one only has an InReach. This is my primary emergency
beacon (I have backup EPIRB). And it provides completely reliable communication with any phone
number or email
address. Face it, telephones are going away. My sons only communicate via text. The InReach's weather
reports are also adequate 95% of the time. When I need more, my son ashore sends me detailed forecasts from the Internet
as a few 160 character InReach messages. Within 5-10 miles of shore we just use our phones and iPads for internet
instruments. An interesting option is Calypso. It's solar
powered, wireless and displays on the phone/Ipad. Used by racers, I've found it very accurate. You can also buy a box to connect it to the chart plotter but I haven't bothered. https://www.panbo.com/calypso-ultras...wind-and-more/
: Any depth sounder
will do. With a chart plotter you know where you are so there's little need for a depth sounder
that displays beyond anchoring
AIS transponder. Definitely. Think of it as a 21st century radar
reflector to keep ships from running into you. All large ships use AIS (even most military ones now that the US destroyers had those collisions). A lot of fishing
boats don't use AIS but being run down by a fishing
boat isn't one of my nightmares. I also like the Vesper. It will display both on your chart plotter and an iPad.
is an interesting question. I cruise
in foggy Maine
but can count on my fingers how many times I turned it on last year. With a chart plotter to not hit the land and AIS to not hit a large ship, radar becomes a "nice to have" for me. It will spot thunderstorms - although near shore you can get a much better display in an iPad weather app. If you get Radar, consider getting a Furuno
wireless radar and use an iPad for display. Much cheaper to install too.
- I see little advantage to pay extra for VHF/AIS if you have an AIS receiver. Consider a high quality antenna
splitter like Vesper's. They work
just fine. This allows you to put both AIS and VHF at the masthead where they have much better range. Be sure to use a high quality coax. AIS signals are low power
. Be sure to have a waterproof handheld VHF (or two). If you ever have to abandon ship that's how you'll talk to the helicopter.
I have both NMEA 2000
and NMEA 0183
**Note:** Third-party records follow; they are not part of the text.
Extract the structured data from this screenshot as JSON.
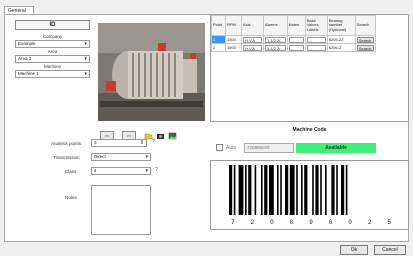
{
  "tab": {
    "general": "General"
  },
  "left": {
    "id_label": "ID",
    "company_label": "Company",
    "company_value": "Example",
    "area_label": "Area",
    "area_value": "Area 3",
    "machine_label": "Machine",
    "machine_value": "Machine 1"
  },
  "photo_buttons": {
    "prev": "<<",
    "next": ">>"
  },
  "form": {
    "analysis_points_label": "Analysis points",
    "analysis_points_value": "3",
    "transmission_label": "Transmission",
    "transmission_value": "Direct",
    "class_label": "Class",
    "class_value": "4",
    "notes_label": "Notes",
    "help_mark": "?"
  },
  "grid": {
    "headers": [
      "Point",
      "RPM",
      "Axis",
      "Alarms",
      "Notes",
      "Base Values Labels",
      "Bearing number (Optional)",
      "Search"
    ],
    "rows": [
      [
        "1",
        "1500",
        "H.V.A",
        "1.1/2.2/...",
        "...",
        "...",
        "6205-2Z",
        "Search"
      ],
      [
        "2",
        "1500",
        "H.V.A",
        "1.1/2.2/...",
        "...",
        "...",
        "6206-Z",
        "Search"
      ]
    ]
  },
  "machine_code": {
    "title": "Machine Code",
    "auto_label": "Auto",
    "code_value": "720896025",
    "status": "Available",
    "digits": [
      "7",
      "2",
      "0",
      "8",
      "9",
      "6",
      "0",
      "2",
      "5"
    ]
  },
  "footer": {
    "ok": "Ok",
    "cancel": "Cancel"
  },
  "colors": {
    "available": "#3cf07a",
    "selected_row": "#3399ff",
    "help": "#1f3fbf"
  }
}
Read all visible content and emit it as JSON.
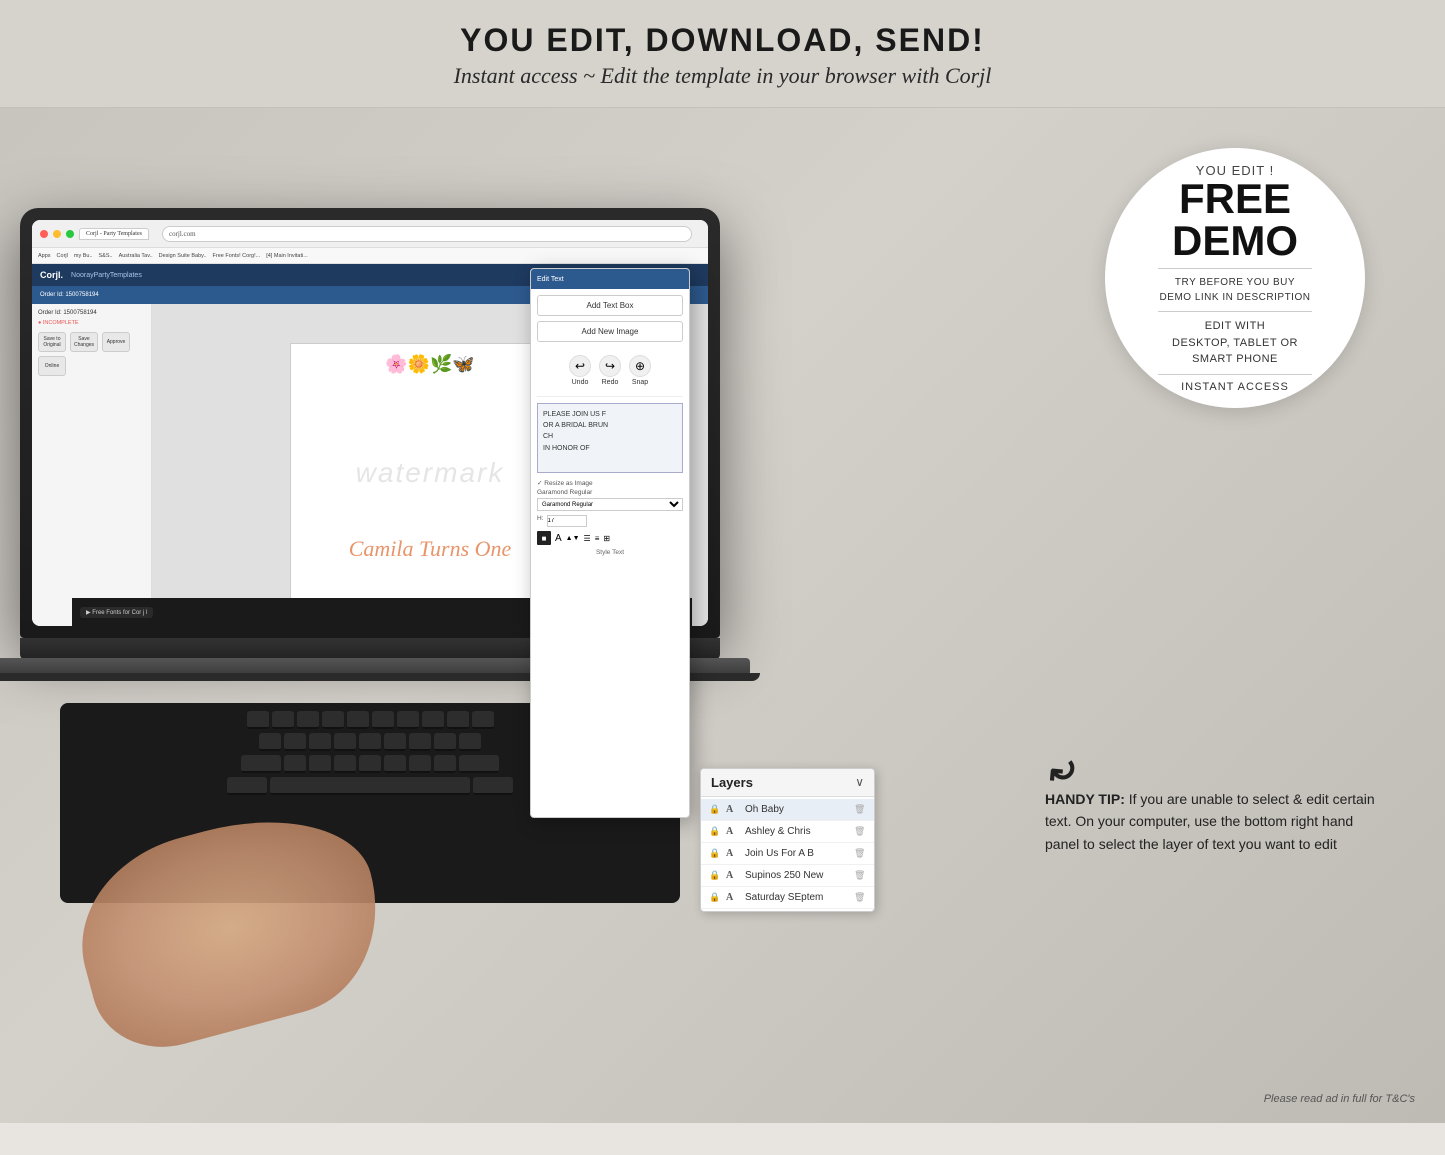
{
  "banner": {
    "headline": "YOU EDIT, DOWNLOAD, SEND!",
    "subheadline": "Instant access ~ Edit the template in your browser with Corjl"
  },
  "demo_circle": {
    "you_edit": "YOU EDIT !",
    "free": "FREE",
    "demo": "DEMO",
    "try_text": "TRY BEFORE YOU BUY\nDEMO LINK IN DESCRIPTION",
    "edit_with": "EDIT WITH\nDESKTOP, TABLET OR\nSMART PHONE",
    "instant": "INSTANT ACCESS"
  },
  "floating_panel": {
    "add_text_box": "Add Text Box",
    "add_new_image": "Add New Image",
    "undo": "Undo",
    "redo": "Redo",
    "snap": "Snap",
    "style_text": "Style Text"
  },
  "layers_panel": {
    "title": "Layers",
    "chevron": "∨",
    "items": [
      {
        "lock": "🔒",
        "type": "A",
        "name": "Oh Baby",
        "selected": true
      },
      {
        "lock": "🔒",
        "type": "A",
        "name": "Ashley & Chris",
        "selected": false
      },
      {
        "lock": "🔒",
        "type": "A",
        "name": "Join Us For A B",
        "selected": false
      },
      {
        "lock": "🔒",
        "type": "A",
        "name": "Supinos 250 New",
        "selected": false
      },
      {
        "lock": "🔒",
        "type": "A",
        "name": "Saturday SEptem",
        "selected": false
      }
    ]
  },
  "handy_tip": {
    "label": "HANDY TIP:",
    "text": "If you are unable to select & edit certain text. On your computer, use the bottom right hand panel to select the layer of text you want to edit"
  },
  "browser": {
    "url": "corjl.com",
    "tab": "Corjl - Party Templates"
  },
  "corjl": {
    "logo": "Corjl.",
    "order_id": "Order Id: 1500758194",
    "status": "● INCOMPLETE",
    "nav_items": [
      "NoorayPartyTemplates"
    ],
    "toolbar_items": [
      "Save to Original",
      "Save Changes",
      "Approve",
      "Online"
    ]
  },
  "canvas": {
    "watermark": "watermark",
    "script_text": "Camila Turns One"
  },
  "disclaimer": "Please read ad in full for T&C's"
}
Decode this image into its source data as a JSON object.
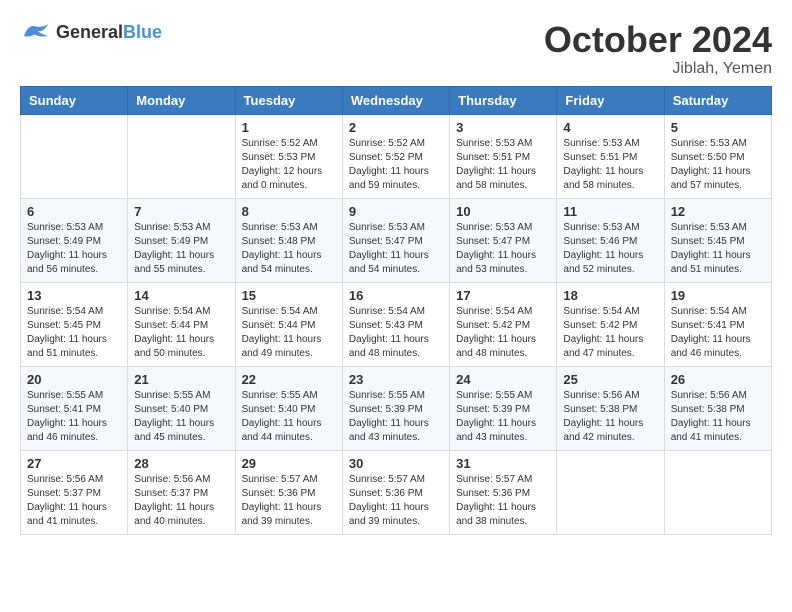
{
  "logo": {
    "general": "General",
    "blue": "Blue"
  },
  "title": "October 2024",
  "location": "Jiblah, Yemen",
  "days_of_week": [
    "Sunday",
    "Monday",
    "Tuesday",
    "Wednesday",
    "Thursday",
    "Friday",
    "Saturday"
  ],
  "weeks": [
    [
      {
        "day": "",
        "info": ""
      },
      {
        "day": "",
        "info": ""
      },
      {
        "day": "1",
        "info": "Sunrise: 5:52 AM\nSunset: 5:53 PM\nDaylight: 12 hours and 0 minutes."
      },
      {
        "day": "2",
        "info": "Sunrise: 5:52 AM\nSunset: 5:52 PM\nDaylight: 11 hours and 59 minutes."
      },
      {
        "day": "3",
        "info": "Sunrise: 5:53 AM\nSunset: 5:51 PM\nDaylight: 11 hours and 58 minutes."
      },
      {
        "day": "4",
        "info": "Sunrise: 5:53 AM\nSunset: 5:51 PM\nDaylight: 11 hours and 58 minutes."
      },
      {
        "day": "5",
        "info": "Sunrise: 5:53 AM\nSunset: 5:50 PM\nDaylight: 11 hours and 57 minutes."
      }
    ],
    [
      {
        "day": "6",
        "info": "Sunrise: 5:53 AM\nSunset: 5:49 PM\nDaylight: 11 hours and 56 minutes."
      },
      {
        "day": "7",
        "info": "Sunrise: 5:53 AM\nSunset: 5:49 PM\nDaylight: 11 hours and 55 minutes."
      },
      {
        "day": "8",
        "info": "Sunrise: 5:53 AM\nSunset: 5:48 PM\nDaylight: 11 hours and 54 minutes."
      },
      {
        "day": "9",
        "info": "Sunrise: 5:53 AM\nSunset: 5:47 PM\nDaylight: 11 hours and 54 minutes."
      },
      {
        "day": "10",
        "info": "Sunrise: 5:53 AM\nSunset: 5:47 PM\nDaylight: 11 hours and 53 minutes."
      },
      {
        "day": "11",
        "info": "Sunrise: 5:53 AM\nSunset: 5:46 PM\nDaylight: 11 hours and 52 minutes."
      },
      {
        "day": "12",
        "info": "Sunrise: 5:53 AM\nSunset: 5:45 PM\nDaylight: 11 hours and 51 minutes."
      }
    ],
    [
      {
        "day": "13",
        "info": "Sunrise: 5:54 AM\nSunset: 5:45 PM\nDaylight: 11 hours and 51 minutes."
      },
      {
        "day": "14",
        "info": "Sunrise: 5:54 AM\nSunset: 5:44 PM\nDaylight: 11 hours and 50 minutes."
      },
      {
        "day": "15",
        "info": "Sunrise: 5:54 AM\nSunset: 5:44 PM\nDaylight: 11 hours and 49 minutes."
      },
      {
        "day": "16",
        "info": "Sunrise: 5:54 AM\nSunset: 5:43 PM\nDaylight: 11 hours and 48 minutes."
      },
      {
        "day": "17",
        "info": "Sunrise: 5:54 AM\nSunset: 5:42 PM\nDaylight: 11 hours and 48 minutes."
      },
      {
        "day": "18",
        "info": "Sunrise: 5:54 AM\nSunset: 5:42 PM\nDaylight: 11 hours and 47 minutes."
      },
      {
        "day": "19",
        "info": "Sunrise: 5:54 AM\nSunset: 5:41 PM\nDaylight: 11 hours and 46 minutes."
      }
    ],
    [
      {
        "day": "20",
        "info": "Sunrise: 5:55 AM\nSunset: 5:41 PM\nDaylight: 11 hours and 46 minutes."
      },
      {
        "day": "21",
        "info": "Sunrise: 5:55 AM\nSunset: 5:40 PM\nDaylight: 11 hours and 45 minutes."
      },
      {
        "day": "22",
        "info": "Sunrise: 5:55 AM\nSunset: 5:40 PM\nDaylight: 11 hours and 44 minutes."
      },
      {
        "day": "23",
        "info": "Sunrise: 5:55 AM\nSunset: 5:39 PM\nDaylight: 11 hours and 43 minutes."
      },
      {
        "day": "24",
        "info": "Sunrise: 5:55 AM\nSunset: 5:39 PM\nDaylight: 11 hours and 43 minutes."
      },
      {
        "day": "25",
        "info": "Sunrise: 5:56 AM\nSunset: 5:38 PM\nDaylight: 11 hours and 42 minutes."
      },
      {
        "day": "26",
        "info": "Sunrise: 5:56 AM\nSunset: 5:38 PM\nDaylight: 11 hours and 41 minutes."
      }
    ],
    [
      {
        "day": "27",
        "info": "Sunrise: 5:56 AM\nSunset: 5:37 PM\nDaylight: 11 hours and 41 minutes."
      },
      {
        "day": "28",
        "info": "Sunrise: 5:56 AM\nSunset: 5:37 PM\nDaylight: 11 hours and 40 minutes."
      },
      {
        "day": "29",
        "info": "Sunrise: 5:57 AM\nSunset: 5:36 PM\nDaylight: 11 hours and 39 minutes."
      },
      {
        "day": "30",
        "info": "Sunrise: 5:57 AM\nSunset: 5:36 PM\nDaylight: 11 hours and 39 minutes."
      },
      {
        "day": "31",
        "info": "Sunrise: 5:57 AM\nSunset: 5:36 PM\nDaylight: 11 hours and 38 minutes."
      },
      {
        "day": "",
        "info": ""
      },
      {
        "day": "",
        "info": ""
      }
    ]
  ]
}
aboard. Both work fine if wired correctly. I don't notice one being particularly more reliable than the other. Do carry a few spare NMEA
2000 connectors and cables
. The easiest way to diagnose a problem is to swap parts
in until the problem goes away.